Tangible Reality

Convincing an audience to accept the impossible

Tangible Reality... what on earth does that mean? To me it means producing something that the viewer will be able to believe despite the 'how' being, in reality, impossible. To convince that there is some chance that what they are seeing is normal. To create a thread of believability and acceptance where there shouldn't be any.

In a Place Called Home we reflected on how interior design can be used to express individual personality. After creating a series of still images we wanted to develop a film piece that would continue to explore how the same space could feel totally different from one design to another. Finding the right way to do this could allow clients to show multipurpose spaces or multiple interior design options in an engaging way. It would create room for individuality and draw people in without becoming overly complex or tricky to follow: more natural in effect, so as not to draw attention away from the designs themselves.

Since we'd spent so much time and effort on the finer detail of the designs we wanted to retain the realistic nature of the work. This got us thinking around how we could physically transform a space from one design specification to another without completely sacrificing all sense of reality. Therefore a chair flipping or melting, or moving of its own free will felt wrong here. It became an exploration into making the 'how' not so entirely implausible that the piece became unrealistic.

Having established what we wanted from the film, the idea was born to use light as a form of transformation. Everyone accepts that light changes everything it touches; at the flick of a switch a cold, evening room can be transformed into a warm, inviting space. So why not push that further? By using something people see as an everyday occurrence, something expected, we could in theory mask something completely unexpected.

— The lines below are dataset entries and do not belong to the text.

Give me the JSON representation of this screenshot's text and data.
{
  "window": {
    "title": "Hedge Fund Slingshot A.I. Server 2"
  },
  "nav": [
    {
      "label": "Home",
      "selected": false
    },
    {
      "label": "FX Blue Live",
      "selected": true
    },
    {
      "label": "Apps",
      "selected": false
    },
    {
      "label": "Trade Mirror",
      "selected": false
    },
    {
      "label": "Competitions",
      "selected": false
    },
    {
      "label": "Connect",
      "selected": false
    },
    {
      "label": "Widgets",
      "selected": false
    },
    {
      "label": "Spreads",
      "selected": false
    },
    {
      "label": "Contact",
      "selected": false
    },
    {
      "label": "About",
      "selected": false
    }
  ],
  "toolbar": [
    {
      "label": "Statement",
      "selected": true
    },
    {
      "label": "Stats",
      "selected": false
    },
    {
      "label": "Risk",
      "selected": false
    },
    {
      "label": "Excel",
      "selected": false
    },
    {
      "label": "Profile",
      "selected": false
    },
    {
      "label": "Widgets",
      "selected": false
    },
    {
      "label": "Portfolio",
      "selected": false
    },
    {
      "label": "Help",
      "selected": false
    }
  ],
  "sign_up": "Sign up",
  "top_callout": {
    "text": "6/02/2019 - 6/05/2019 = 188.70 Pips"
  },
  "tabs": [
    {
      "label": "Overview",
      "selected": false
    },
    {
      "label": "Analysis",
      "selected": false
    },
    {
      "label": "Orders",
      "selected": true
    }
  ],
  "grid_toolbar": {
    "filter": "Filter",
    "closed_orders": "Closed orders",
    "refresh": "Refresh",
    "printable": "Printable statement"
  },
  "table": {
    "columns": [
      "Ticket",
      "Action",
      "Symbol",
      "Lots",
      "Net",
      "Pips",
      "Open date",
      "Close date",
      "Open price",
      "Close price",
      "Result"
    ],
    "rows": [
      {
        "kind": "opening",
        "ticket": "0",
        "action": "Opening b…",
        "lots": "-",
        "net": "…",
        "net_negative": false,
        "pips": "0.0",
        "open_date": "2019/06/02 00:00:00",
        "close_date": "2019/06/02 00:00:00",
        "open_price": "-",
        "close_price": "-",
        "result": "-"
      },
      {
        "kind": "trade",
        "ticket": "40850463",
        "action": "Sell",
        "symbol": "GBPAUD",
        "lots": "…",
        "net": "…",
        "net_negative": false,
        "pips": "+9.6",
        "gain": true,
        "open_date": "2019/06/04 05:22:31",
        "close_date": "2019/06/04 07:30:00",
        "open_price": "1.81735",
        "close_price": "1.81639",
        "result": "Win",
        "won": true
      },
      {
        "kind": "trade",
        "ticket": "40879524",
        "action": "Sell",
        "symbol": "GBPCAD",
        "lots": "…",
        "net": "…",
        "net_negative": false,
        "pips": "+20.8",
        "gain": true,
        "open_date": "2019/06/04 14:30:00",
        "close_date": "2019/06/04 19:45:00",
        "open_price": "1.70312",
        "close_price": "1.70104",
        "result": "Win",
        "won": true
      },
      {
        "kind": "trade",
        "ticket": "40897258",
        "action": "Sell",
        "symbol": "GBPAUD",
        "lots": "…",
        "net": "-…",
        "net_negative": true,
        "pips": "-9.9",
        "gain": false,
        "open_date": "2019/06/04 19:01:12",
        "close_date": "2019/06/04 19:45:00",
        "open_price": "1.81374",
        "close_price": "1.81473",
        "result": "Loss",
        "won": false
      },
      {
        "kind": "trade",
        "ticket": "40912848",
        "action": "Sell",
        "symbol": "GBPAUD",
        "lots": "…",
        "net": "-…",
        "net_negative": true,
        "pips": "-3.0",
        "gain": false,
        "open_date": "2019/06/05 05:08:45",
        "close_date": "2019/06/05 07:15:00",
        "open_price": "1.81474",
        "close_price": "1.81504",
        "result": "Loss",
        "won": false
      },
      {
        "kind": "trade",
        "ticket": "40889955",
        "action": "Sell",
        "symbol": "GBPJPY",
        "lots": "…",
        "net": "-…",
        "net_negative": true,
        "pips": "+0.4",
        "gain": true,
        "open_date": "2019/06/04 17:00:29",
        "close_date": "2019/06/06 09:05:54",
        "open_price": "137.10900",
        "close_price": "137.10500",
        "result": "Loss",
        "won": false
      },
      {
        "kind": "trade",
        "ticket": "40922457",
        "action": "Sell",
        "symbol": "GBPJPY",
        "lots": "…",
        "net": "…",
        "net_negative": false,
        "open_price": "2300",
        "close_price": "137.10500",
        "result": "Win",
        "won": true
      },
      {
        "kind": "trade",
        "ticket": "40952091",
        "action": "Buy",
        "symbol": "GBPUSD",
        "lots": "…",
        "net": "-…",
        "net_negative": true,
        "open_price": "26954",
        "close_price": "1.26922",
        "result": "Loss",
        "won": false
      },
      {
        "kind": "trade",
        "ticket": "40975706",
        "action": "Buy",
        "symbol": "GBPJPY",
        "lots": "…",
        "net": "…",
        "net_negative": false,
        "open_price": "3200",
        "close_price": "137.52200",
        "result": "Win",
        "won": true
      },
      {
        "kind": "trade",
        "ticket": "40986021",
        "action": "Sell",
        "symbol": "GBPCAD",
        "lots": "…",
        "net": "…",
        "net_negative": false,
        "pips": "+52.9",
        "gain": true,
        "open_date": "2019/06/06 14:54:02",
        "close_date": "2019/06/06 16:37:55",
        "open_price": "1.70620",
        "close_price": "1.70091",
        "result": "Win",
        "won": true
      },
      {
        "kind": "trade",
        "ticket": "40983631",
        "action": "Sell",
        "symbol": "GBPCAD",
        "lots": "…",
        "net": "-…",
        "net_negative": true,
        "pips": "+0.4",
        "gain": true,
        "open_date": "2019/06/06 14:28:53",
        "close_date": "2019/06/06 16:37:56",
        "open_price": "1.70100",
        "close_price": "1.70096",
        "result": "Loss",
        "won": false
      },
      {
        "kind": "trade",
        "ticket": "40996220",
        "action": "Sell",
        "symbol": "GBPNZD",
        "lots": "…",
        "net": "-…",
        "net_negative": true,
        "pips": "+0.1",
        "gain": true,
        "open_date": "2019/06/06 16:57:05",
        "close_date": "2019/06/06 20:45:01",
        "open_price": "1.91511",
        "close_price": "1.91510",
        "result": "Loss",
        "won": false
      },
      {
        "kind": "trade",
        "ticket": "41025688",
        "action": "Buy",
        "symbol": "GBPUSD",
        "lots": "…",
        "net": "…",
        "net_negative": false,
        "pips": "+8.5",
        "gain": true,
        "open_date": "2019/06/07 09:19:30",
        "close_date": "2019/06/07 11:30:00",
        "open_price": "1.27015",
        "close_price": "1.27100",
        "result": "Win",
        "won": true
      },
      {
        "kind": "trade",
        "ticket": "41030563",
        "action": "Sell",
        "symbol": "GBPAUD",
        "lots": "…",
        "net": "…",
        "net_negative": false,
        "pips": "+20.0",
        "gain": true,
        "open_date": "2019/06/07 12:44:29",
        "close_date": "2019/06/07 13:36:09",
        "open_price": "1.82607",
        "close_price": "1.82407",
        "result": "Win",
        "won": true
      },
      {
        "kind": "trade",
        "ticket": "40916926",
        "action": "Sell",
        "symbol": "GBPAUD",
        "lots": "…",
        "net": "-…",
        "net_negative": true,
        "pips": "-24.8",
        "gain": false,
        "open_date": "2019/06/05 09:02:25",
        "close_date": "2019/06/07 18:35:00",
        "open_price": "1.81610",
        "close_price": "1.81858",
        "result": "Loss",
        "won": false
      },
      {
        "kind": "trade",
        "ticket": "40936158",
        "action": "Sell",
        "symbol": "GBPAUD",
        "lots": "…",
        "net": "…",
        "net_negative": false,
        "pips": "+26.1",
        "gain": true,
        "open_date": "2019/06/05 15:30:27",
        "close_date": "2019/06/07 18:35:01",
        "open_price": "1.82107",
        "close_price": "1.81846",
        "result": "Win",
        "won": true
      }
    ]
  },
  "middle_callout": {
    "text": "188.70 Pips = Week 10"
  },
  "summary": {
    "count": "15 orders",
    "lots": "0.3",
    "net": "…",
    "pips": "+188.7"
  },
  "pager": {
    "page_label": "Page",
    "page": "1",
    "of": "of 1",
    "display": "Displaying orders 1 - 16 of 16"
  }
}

When faced with a dark room, turning on a lamp would be perfectly normal. The fact that the furniture might also change with the light becomes a secondary event. We explored this idea in the film, using the change in light to switch out furniture and textures in a manner that doesn't feel like an unnatural event.

When it came to production we toyed with the idea of rendering out seperate scenes and compositing everything towards the end to achieve the lighting effects . This would make it more flexible for timing changes, etc, down the line. In the end we instead opted to animate it all in scene so that we could layer up the light changing effects nicely, and again stay true to that sense of "tangible reality".

Here is our teaser film where we start to test the theory. Down the line we'll extend this into a full exploration of the space and see how far we can push the idea.


Matt Clayton

Date published

09 May 2014